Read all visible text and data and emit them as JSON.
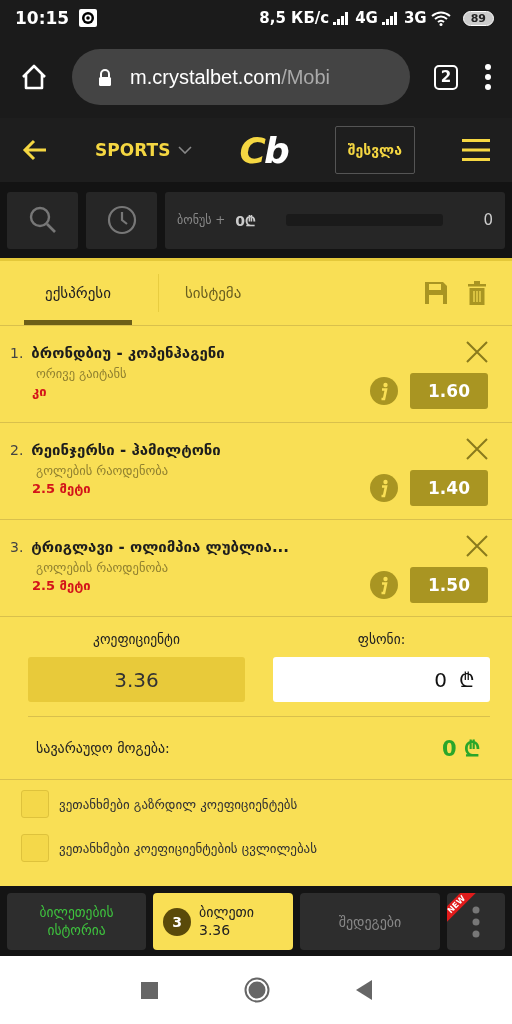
{
  "status_bar": {
    "time": "10:15",
    "speed": "8,5 КБ/с",
    "network_1": "4G",
    "network_2": "3G",
    "battery": "89"
  },
  "browser": {
    "url_host": "m.crystalbet.com",
    "url_path": "/Mobi",
    "tab_count": "2"
  },
  "header": {
    "sports": "SPORTS",
    "logo_first": "C",
    "logo_rest": "b",
    "login": "შესვლა"
  },
  "toolbar": {
    "bonus_label": "ბონუს +",
    "bonus_value": "0₾",
    "progress": "0"
  },
  "tabs": [
    {
      "label": "ექსპრესი",
      "selected": true
    },
    {
      "label": "სისტემა",
      "selected": false
    }
  ],
  "bets": [
    {
      "number": "1.",
      "match": "ბრონდბიუ - კოპენჰაგენი",
      "market": "ორივე გაიტანს",
      "pick": "კი",
      "odds": "1.60"
    },
    {
      "number": "2.",
      "match": "რეინჯერსი - ჰამილტონი",
      "market": "გოლების რაოდენობა",
      "pick": "2.5 მეტი",
      "odds": "1.40"
    },
    {
      "number": "3.",
      "match": "ტრიგლავი - ოლიმპია ლუბლია...",
      "market": "გოლების რაოდენობა",
      "pick": "2.5 მეტი",
      "odds": "1.50"
    }
  ],
  "totals": {
    "odds_label": "კოეფიციენტი",
    "odds_value": "3.36",
    "stake_label": "ფსონი:",
    "stake_value": "0",
    "stake_currency": "₾",
    "win_label": "სავარაუდო მოგება:",
    "win_value": "0",
    "win_currency": "₾"
  },
  "options": [
    {
      "label": "ვეთანხმები გაზრდილ კოეფიციენტებს",
      "checked": false
    },
    {
      "label": "ვეთანხმები კოეფიციენტების ცვლილებას",
      "checked": false
    }
  ],
  "bottom_nav": [
    {
      "kind": "history",
      "label": "ბილეთების ისტორია"
    },
    {
      "kind": "ticket",
      "count": "3",
      "label": "ბილეთი",
      "value": "3.36"
    },
    {
      "kind": "results",
      "label": "შედეგები"
    },
    {
      "kind": "more",
      "ribbon": "NEW"
    }
  ]
}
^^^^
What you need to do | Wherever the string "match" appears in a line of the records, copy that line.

Result of this exercise |
      "match": "ბრონდბიუ - კოპენჰაგენი",
      "match": "რეინჯერსი - ჰამილტონი",
      "match": "ტრიგლავი - ოლიმპია ლუბლია...",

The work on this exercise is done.